I hope these quick writing tips helps you jumpstart your writing!
This series on Developing Ideas is excerpted from You Can Write for Children: How to Write Great Stories, Articles, and Books for Kids and Teenagers. Grab the book if you want to see all the info at once.
Once you have your idea, it’s time to develop it into an article, short story, or longer project.
|A girl wins the Boy Scout soapbox derby? |
Interesting premise, but then what….
If you have a “great idea,” but can’t seem to go anywhere with it, you probably have a premise rather than a complete story plan. (See more posts on finding ideas.)
A story should have three parts: beginning, middle, and end (plus title and possibly bonus material). This can be a bit confusing though. Doesn’t every story have a beginning, middle, and end? It has to start somewhere and end at some point, and other stuff is in the middle. Beginning, middle, and end!
Technically, yes, but certain things should happen at those points.
Basic Story Structure
1. The beginning introduces a character with a problem or a goal.
2. During the middle of the story, that character tries to solve the problem or reach the goal. He probably fails a few times and has to try something else. Or he may make progress through several steps along the way. He should not solve the problem on the first try, however.
3. At the end, the main character solves the problem himself or reaches his goal through his own efforts.
You may find exceptions to these standard story rules, but it’s best to stick with the basics until you know and understand them. They are standard because they work!
Teachers working with beginning writers often see stories with no conflict – no problem or goal. The story is more of a “slice of life.” Things may happen, possibly even sweet or funny things, but the story does not seem to have a clear beginning, middle, and end; it lacks structure. Without conflict, the story is not that interesting.
Developing Your Conflict
You can have two basic types of conflict. An external conflict is something in the physical world. It could be a problem with another person, such as a bully at school, an annoying sibling, a criminal, or a fantastical being such as a troll or demon. External conflict would also include problems such as needing to travel a long distance in bad weather.

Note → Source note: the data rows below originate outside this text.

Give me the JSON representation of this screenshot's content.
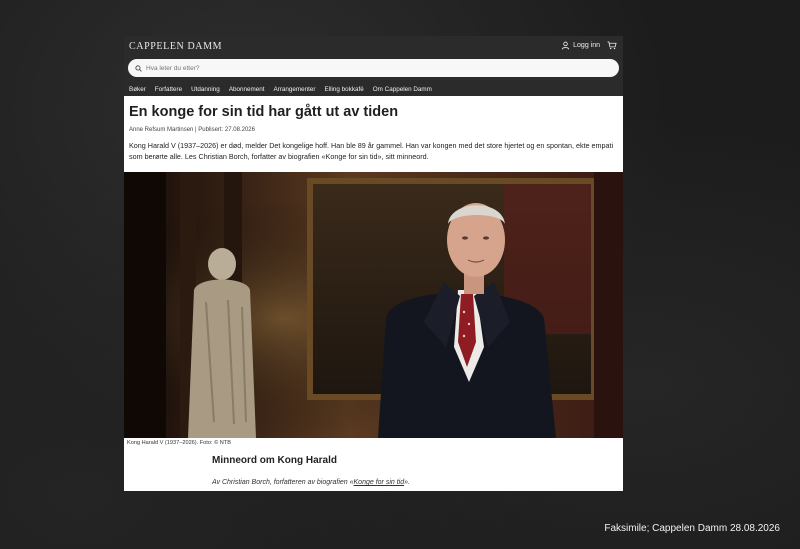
{
  "header": {
    "logo": "CAPPELEN DAMM",
    "login_label": "Logg inn",
    "icons": [
      "user-icon",
      "cart-icon"
    ]
  },
  "search": {
    "placeholder": "Hva leter du etter?",
    "icon": "search-icon"
  },
  "nav": {
    "items": [
      "Bøker",
      "Forfattere",
      "Utdanning",
      "Abonnement",
      "Arrangementer",
      "Elling bokkafé",
      "Om Cappelen Damm"
    ]
  },
  "article": {
    "title": "En konge for sin tid har gått ut av tiden",
    "byline": "Anne Refsum Martinsen | Publisert: 27.08.2026",
    "lead": "Kong Harald V (1937–2026) er død, melder Det kongelige hoff. Han ble 89 år gammel. Han var kongen med det store hjertet og en spontan, ekte empati som berørte alle. Les Christian Borch, forfatter av biografien «Konge for sin tid», sitt minneord.",
    "photo_caption": "Kong Harald V (1937–2026). Foto: © NTB",
    "subheading": "Minneord om Kong Harald",
    "author_prefix": "Av Christian Borch, forfatteren av biografien «",
    "author_link": "Konge for sin tid",
    "author_suffix": "»."
  },
  "footer_note": "Faksimile; Cappelen Damm 28.08.2026"
}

In The Well of Sacrifice, set in ninth-century Mayan Guatemala, the young heroine is trying to stop an evil high priest from taking over her city.
In the Haunted series, about kids who travel with a ghost hunter TV show, a brother and sister are trying to understand and help the ghosts.
The other type of conflict is internal. This could be anything from fear of the dark to selfishness. It’s a problem within the main character that she has to overcome or come to terms with.
An internal conflict is often expressed in an external way. If a child is afraid of the dark, we need to see that fear in action. If she’s selfish, we need to see how selfishness is causing her problems. Note that the problems need to affect the child, not simply the adults around her. If a parent is annoyed or frustrated by a child’s behavior, that’s the parent’s problem, not the child’s. The child’s goal may be the opposite of the parent’s; the child may want to stay the same, while the parent wants the child to change.
In The Genie’s Gift, a middle eastern fantasy, a sheltered girl goes on a magical journey in hopes of finding the strength to determine her own fate. Her journey is both internal, as she learns about herself, and external as she travels great distances and faces many dangers.
Solid Story Endings
For stories with internal conflict, the main character may or may not solve the external problem. The child who is afraid of the dark might get over that fear, or she might learn to live with it by keeping a flashlight by her bed. The child who is selfish and doesn’t want to share his toys might fail to achieve that goal. Instead, he might learn the benefits of sharing.
However the problem is resolved, remember that the child main character should drive the solution. No adults stepping in to solve the problem! In the case where a child and a parent have different goals, it won’t be satisfying to young readers if the parent “wins” by punishing the child. The child must see the benefit of changing and make a decision to do so.
Stop back next week (or follow the blog) for more on story goals and a different way to think about “beginning, middle, and end.”
Get More Writing Advice
Chris Eboch is the author of over 60 books for children, including nonfiction and fiction, early reader through teen. Her writing craft books include You Can Write for Children: How to Write Great Stories, Articles, and Books for Kids and Teenagers, and Advanced Plotting.
Her novels for ages nine and up include The Eyes of Pharaoh, a mystery in ancient Egypt; The Well of Sacrifice, a Mayan adventure; The Genie’s Gift, a middle eastern fantasy; and the Haunted series, about kids who travel with a ghost hunter TV show, which starts with The Ghost on the Stairs. Learn more at https://chriseboch.com/ or her Amazon page.